In the first of four homilies that were translated from the original Spanish for a volume by Rose Marie Beebe and Robert M. Senkewicz for the University of Oklahoma Press, St. Serra continues: “What a difference there is between a temperament that is harsh, stern and severe, and a disposition that is mild, loving, sweet and gentle. The harsh temperament rides roughshod over everything, causes trouble everywhere, and usually ruins everything. The mild disposition, on the other hand, arranges everything peacefully, softens everything and attracts everyone with its tenderness.”
“The harsh temperament,” he says, “stirs up reasons or excuses for disorder; the mild disposition dismisses any tricks that might be put forward to exempt itself from the law of fairness. It believes that when a monarch treats his subjects with kindness, it is a definite mistake not to esteem him in a fashion consistent with the greatness of his rank.”
Later, the saint explains that “The Lord is sweet and gentle in the words with which he calls us to his love. ... He is gentle even in the sufferings he sends us. ... He is gentle in the delights of the glory with which he rewards his own at the end of their lives.”
“Taste and see,” Serra implores in a homily that seemed to instantly explain why Pope Francis was so eager to canonize Serra when he visited the United States two years ago. The two men have the same pleading way about their preaching. Think of Pope Francis imploring us to never tire of asking God for forgiveness, as God never tires of granting it to us.

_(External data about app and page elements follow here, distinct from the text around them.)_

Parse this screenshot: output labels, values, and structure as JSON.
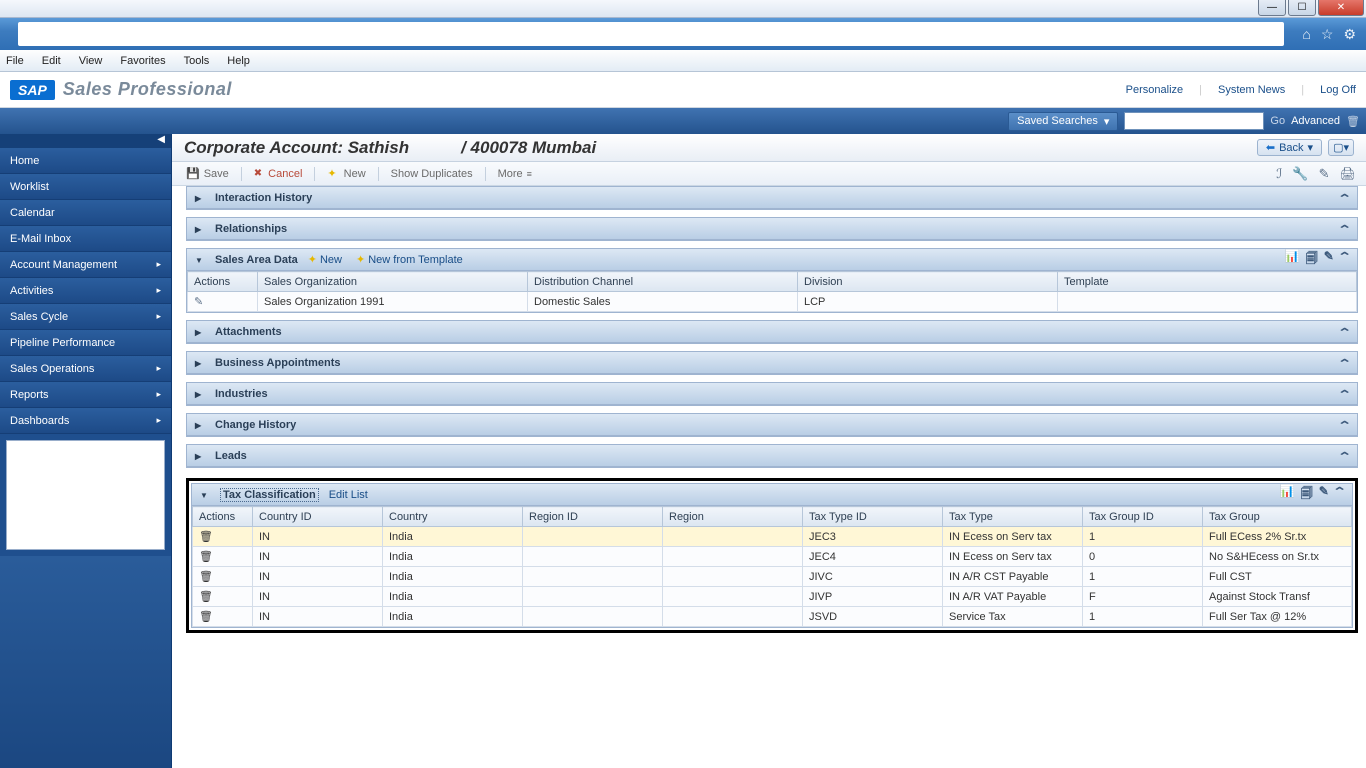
{
  "menubar": {
    "file": "File",
    "edit": "Edit",
    "view": "View",
    "favorites": "Favorites",
    "tools": "Tools",
    "help": "Help"
  },
  "sap": {
    "brand": "SAP",
    "product": "Sales Professional",
    "links": {
      "personalize": "Personalize",
      "system_news": "System News",
      "log_off": "Log Off"
    }
  },
  "search": {
    "saved": "Saved Searches",
    "go": "Go",
    "advanced": "Advanced"
  },
  "nav": {
    "items": [
      {
        "label": "Home",
        "sub": false
      },
      {
        "label": "Worklist",
        "sub": false
      },
      {
        "label": "Calendar",
        "sub": false
      },
      {
        "label": "E-Mail Inbox",
        "sub": false
      },
      {
        "label": "Account Management",
        "sub": true
      },
      {
        "label": "Activities",
        "sub": true
      },
      {
        "label": "Sales Cycle",
        "sub": true
      },
      {
        "label": "Pipeline Performance",
        "sub": false
      },
      {
        "label": "Sales Operations",
        "sub": true
      },
      {
        "label": "Reports",
        "sub": true
      },
      {
        "label": "Dashboards",
        "sub": true
      }
    ]
  },
  "page": {
    "title_a": "Corporate Account: Sathish",
    "title_b": "/ 400078 Mumbai",
    "back": "Back"
  },
  "toolbar": {
    "save": "Save",
    "cancel": "Cancel",
    "new": "New",
    "show_dup": "Show Duplicates",
    "more": "More"
  },
  "panels": {
    "interaction_history": "Interaction History",
    "relationships": "Relationships",
    "sales_area": {
      "title": "Sales Area Data",
      "new": "New",
      "new_tpl": "New from Template",
      "cols": {
        "actions": "Actions",
        "org": "Sales Organization",
        "dist": "Distribution Channel",
        "div": "Division",
        "tpl": "Template"
      },
      "row": {
        "org": "Sales Organization 1991",
        "dist": "Domestic Sales",
        "div": "LCP",
        "tpl": ""
      }
    },
    "attachments": "Attachments",
    "biz_appt": "Business Appointments",
    "industries": "Industries",
    "change_hist": "Change History",
    "leads": "Leads",
    "tax": {
      "title": "Tax Classification",
      "edit_list": "Edit List",
      "cols": {
        "actions": "Actions",
        "country_id": "Country ID",
        "country": "Country",
        "region_id": "Region ID",
        "region": "Region",
        "tax_type_id": "Tax Type ID",
        "tax_type": "Tax Type",
        "tax_group_id": "Tax Group ID",
        "tax_group": "Tax Group"
      },
      "rows": [
        {
          "country_id": "IN",
          "country": "India",
          "region_id": "",
          "region": "",
          "tax_type_id": "JEC3",
          "tax_type": "IN Ecess on Serv tax",
          "tax_group_id": "1",
          "tax_group": "Full ECess 2% Sr.tx"
        },
        {
          "country_id": "IN",
          "country": "India",
          "region_id": "",
          "region": "",
          "tax_type_id": "JEC4",
          "tax_type": "IN Ecess on Serv tax",
          "tax_group_id": "0",
          "tax_group": "No S&HEcess on Sr.tx"
        },
        {
          "country_id": "IN",
          "country": "India",
          "region_id": "",
          "region": "",
          "tax_type_id": "JIVC",
          "tax_type": "IN A/R CST Payable",
          "tax_group_id": "1",
          "tax_group": "Full CST"
        },
        {
          "country_id": "IN",
          "country": "India",
          "region_id": "",
          "region": "",
          "tax_type_id": "JIVP",
          "tax_type": "IN A/R VAT Payable",
          "tax_group_id": "F",
          "tax_group": "Against Stock Transf"
        },
        {
          "country_id": "IN",
          "country": "India",
          "region_id": "",
          "region": "",
          "tax_type_id": "JSVD",
          "tax_type": "Service Tax",
          "tax_group_id": "1",
          "tax_group": "Full Ser Tax @ 12%"
        }
      ]
    }
  }
}
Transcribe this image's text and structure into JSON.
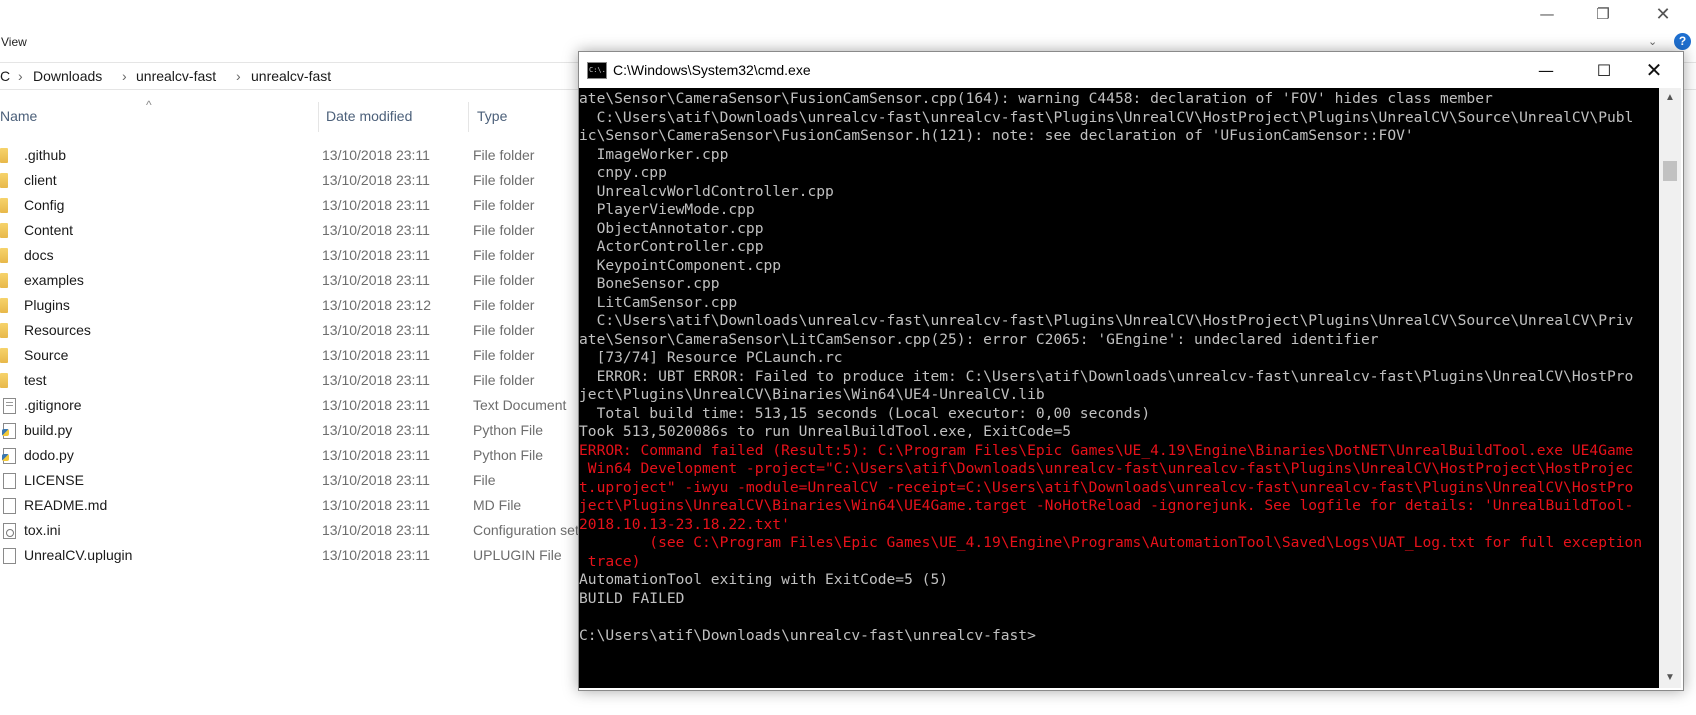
{
  "explorer": {
    "window_controls": {
      "minimize": "—",
      "maximize": "❐",
      "close": "✕"
    },
    "ribbon": {
      "view_tab": "View",
      "expand_glyph": "⌄",
      "help_glyph": "?"
    },
    "breadcrumb": [
      "C",
      "Downloads",
      "unrealcv-fast",
      "unrealcv-fast"
    ],
    "breadcrumb_separator": "›",
    "columns": {
      "name": "Name",
      "date_modified": "Date modified",
      "type": "Type"
    },
    "sort_glyph": "^",
    "files": [
      {
        "name": ".github",
        "date": "13/10/2018 23:11",
        "type": "File folder",
        "icon": "folder"
      },
      {
        "name": "client",
        "date": "13/10/2018 23:11",
        "type": "File folder",
        "icon": "folder"
      },
      {
        "name": "Config",
        "date": "13/10/2018 23:11",
        "type": "File folder",
        "icon": "folder"
      },
      {
        "name": "Content",
        "date": "13/10/2018 23:11",
        "type": "File folder",
        "icon": "folder"
      },
      {
        "name": "docs",
        "date": "13/10/2018 23:11",
        "type": "File folder",
        "icon": "folder"
      },
      {
        "name": "examples",
        "date": "13/10/2018 23:11",
        "type": "File folder",
        "icon": "folder"
      },
      {
        "name": "Plugins",
        "date": "13/10/2018 23:12",
        "type": "File folder",
        "icon": "folder"
      },
      {
        "name": "Resources",
        "date": "13/10/2018 23:11",
        "type": "File folder",
        "icon": "folder"
      },
      {
        "name": "Source",
        "date": "13/10/2018 23:11",
        "type": "File folder",
        "icon": "folder"
      },
      {
        "name": "test",
        "date": "13/10/2018 23:11",
        "type": "File folder",
        "icon": "folder"
      },
      {
        "name": ".gitignore",
        "date": "13/10/2018 23:11",
        "type": "Text Document",
        "icon": "text"
      },
      {
        "name": "build.py",
        "date": "13/10/2018 23:11",
        "type": "Python File",
        "icon": "python"
      },
      {
        "name": "dodo.py",
        "date": "13/10/2018 23:11",
        "type": "Python File",
        "icon": "python"
      },
      {
        "name": "LICENSE",
        "date": "13/10/2018 23:11",
        "type": "File",
        "icon": "file"
      },
      {
        "name": "README.md",
        "date": "13/10/2018 23:11",
        "type": "MD File",
        "icon": "file"
      },
      {
        "name": "tox.ini",
        "date": "13/10/2018 23:11",
        "type": "Configuration settings",
        "icon": "config"
      },
      {
        "name": "UnrealCV.uplugin",
        "date": "13/10/2018 23:11",
        "type": "UPLUGIN File",
        "icon": "file"
      }
    ]
  },
  "cmd": {
    "title": "C:\\Windows\\System32\\cmd.exe",
    "window_controls": {
      "minimize": "—",
      "maximize": "☐",
      "close": "✕"
    },
    "app_icon_text": "C:\\.",
    "scroll_up": "▲",
    "scroll_down": "▼",
    "lines": [
      {
        "text": "ate\\Sensor\\CameraSensor\\FusionCamSensor.cpp(164): warning C4458: declaration of 'FOV' hides class member",
        "error": false
      },
      {
        "text": "  C:\\Users\\atif\\Downloads\\unrealcv-fast\\unrealcv-fast\\Plugins\\UnrealCV\\HostProject\\Plugins\\UnrealCV\\Source\\UnrealCV\\Publ",
        "error": false
      },
      {
        "text": "ic\\Sensor\\CameraSensor\\FusionCamSensor.h(121): note: see declaration of 'UFusionCamSensor::FOV'",
        "error": false
      },
      {
        "text": "  ImageWorker.cpp",
        "error": false
      },
      {
        "text": "  cnpy.cpp",
        "error": false
      },
      {
        "text": "  UnrealcvWorldController.cpp",
        "error": false
      },
      {
        "text": "  PlayerViewMode.cpp",
        "error": false
      },
      {
        "text": "  ObjectAnnotator.cpp",
        "error": false
      },
      {
        "text": "  ActorController.cpp",
        "error": false
      },
      {
        "text": "  KeypointComponent.cpp",
        "error": false
      },
      {
        "text": "  BoneSensor.cpp",
        "error": false
      },
      {
        "text": "  LitCamSensor.cpp",
        "error": false
      },
      {
        "text": "  C:\\Users\\atif\\Downloads\\unrealcv-fast\\unrealcv-fast\\Plugins\\UnrealCV\\HostProject\\Plugins\\UnrealCV\\Source\\UnrealCV\\Priv",
        "error": false
      },
      {
        "text": "ate\\Sensor\\CameraSensor\\LitCamSensor.cpp(25): error C2065: 'GEngine': undeclared identifier",
        "error": false
      },
      {
        "text": "  [73/74] Resource PCLaunch.rc",
        "error": false
      },
      {
        "text": "  ERROR: UBT ERROR: Failed to produce item: C:\\Users\\atif\\Downloads\\unrealcv-fast\\unrealcv-fast\\Plugins\\UnrealCV\\HostPro",
        "error": false
      },
      {
        "text": "ject\\Plugins\\UnrealCV\\Binaries\\Win64\\UE4-UnrealCV.lib",
        "error": false
      },
      {
        "text": "  Total build time: 513,15 seconds (Local executor: 0,00 seconds)",
        "error": false
      },
      {
        "text": "Took 513,5020086s to run UnrealBuildTool.exe, ExitCode=5",
        "error": false
      },
      {
        "text": "ERROR: Command failed (Result:5): C:\\Program Files\\Epic Games\\UE_4.19\\Engine\\Binaries\\DotNET\\UnrealBuildTool.exe UE4Game",
        "error": true
      },
      {
        "text": " Win64 Development -project=\"C:\\Users\\atif\\Downloads\\unrealcv-fast\\unrealcv-fast\\Plugins\\UnrealCV\\HostProject\\HostProjec",
        "error": true
      },
      {
        "text": "t.uproject\" -iwyu -module=UnrealCV -receipt=C:\\Users\\atif\\Downloads\\unrealcv-fast\\unrealcv-fast\\Plugins\\UnrealCV\\HostPro",
        "error": true
      },
      {
        "text": "ject\\Plugins\\UnrealCV\\Binaries\\Win64\\UE4Game.target -NoHotReload -ignorejunk. See logfile for details: 'UnrealBuildTool-",
        "error": true
      },
      {
        "text": "2018.10.13-23.18.22.txt'",
        "error": true
      },
      {
        "text": "        (see C:\\Program Files\\Epic Games\\UE_4.19\\Engine\\Programs\\AutomationTool\\Saved\\Logs\\UAT_Log.txt for full exception",
        "error": true
      },
      {
        "text": " trace)",
        "error": true
      },
      {
        "text": "AutomationTool exiting with ExitCode=5 (5)",
        "error": false
      },
      {
        "text": "BUILD FAILED",
        "error": false
      },
      {
        "text": "",
        "error": false
      },
      {
        "text": "C:\\Users\\atif\\Downloads\\unrealcv-fast\\unrealcv-fast>",
        "error": false
      }
    ]
  }
}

And yet, the trend of the moment seems to be to destroy that which some have associated with bad history. Serra is associated with colonization and now he must be wiped away in fits of self-righteous anger that not only are criminal acts but exacerbate the darkness that the vandals pretend to be policing.
“O Christian soul!” Serra says later in that same homily. “See how the Lord behaves with you. He admonishes you to put everything related to this life out of your mind, so that you can hear more directly the voices with which he speaks to your heart.” Here, too, he takes an approach not unlike Pope Francis in many of his homilies — especially those daily morning ones we can all read for ourselves at news.va, where they tend to be translated quickly. Here he is the Jesuit spiritual director to the world, aiding us in pushing away anything that is not of God in our lives.
As Serra winds down, he says: “Dearest Christian, may what St. Lawrence Justin says come to pass: ‘When one is called by the breath of heaven, let him without delay renounce his vices and evil habits.’”
As anger is only made worse by such criminal destruction as happened to the likeness of St. Serra, a man of heroic virtue, it is incumbent upon the rest of us to spread the words of peace here. Our Lady emphasized penance for just this cause 100 years ago at Fatima.
What are we waiting for in delaying? Stop watching the spectacle — of ruin and disorder, among other things — and get on with the business of our Lord, like Serra did in even harsher times.
Kathryn Jean Lopez is a senior fellow at the National Review Institute, editor-at-large of National Review, and co-author of “How to Defend the Faith Without Raising Your Voice” (OSV, $17.95).